Gay Computer Creator Honoured UK, June 8, 2004

By Ben Townley, UK

The man who is largely seen as the creator of the modern day computer was remembered yesterday.

Alan Turing, who helped develop one of the first series of computers as well as working on code cracking in the Second World War, was honoured with an unveiling of a blue plaque outside his home in Wilmslow in Cheshire.

The plaque is in recognition of his scientific and mathematical work, which led to the creation of personal computers, as well as his work in WWII on deciphering code from Germany in a bid to protect the allies from attack.

However, Turing’s life was tainted by tragedy. Despite his prominence and success, he was arrested in 1952 for being gay and, rather than going to jail, agreed to be injected with hormones in a bid to change his sexuality.

He killed himself two years later by eating an apple he had injected with cyanide, although this ruling was contested by his mother at the time, who claimed his death was the result of an experiment gone wrong.

This is not the first recognition Turing has received.

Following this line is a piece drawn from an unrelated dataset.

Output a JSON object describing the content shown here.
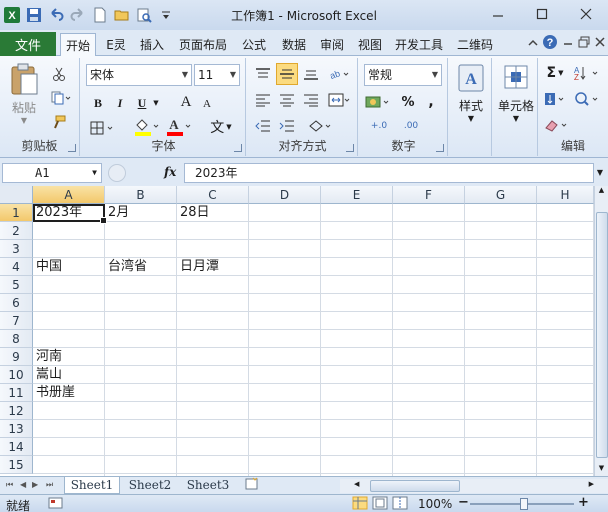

He was named in the top 20 most important people of the 20th Century by Time Magazine, as well as one of the most important gay people of all time by the Pink Paper in 1997.

Additionally, a statue of him eating an apple stands in the heart of Manchester’s Sackville Park, as he attended the city’s university.

[Home] [World] [United Kingdom]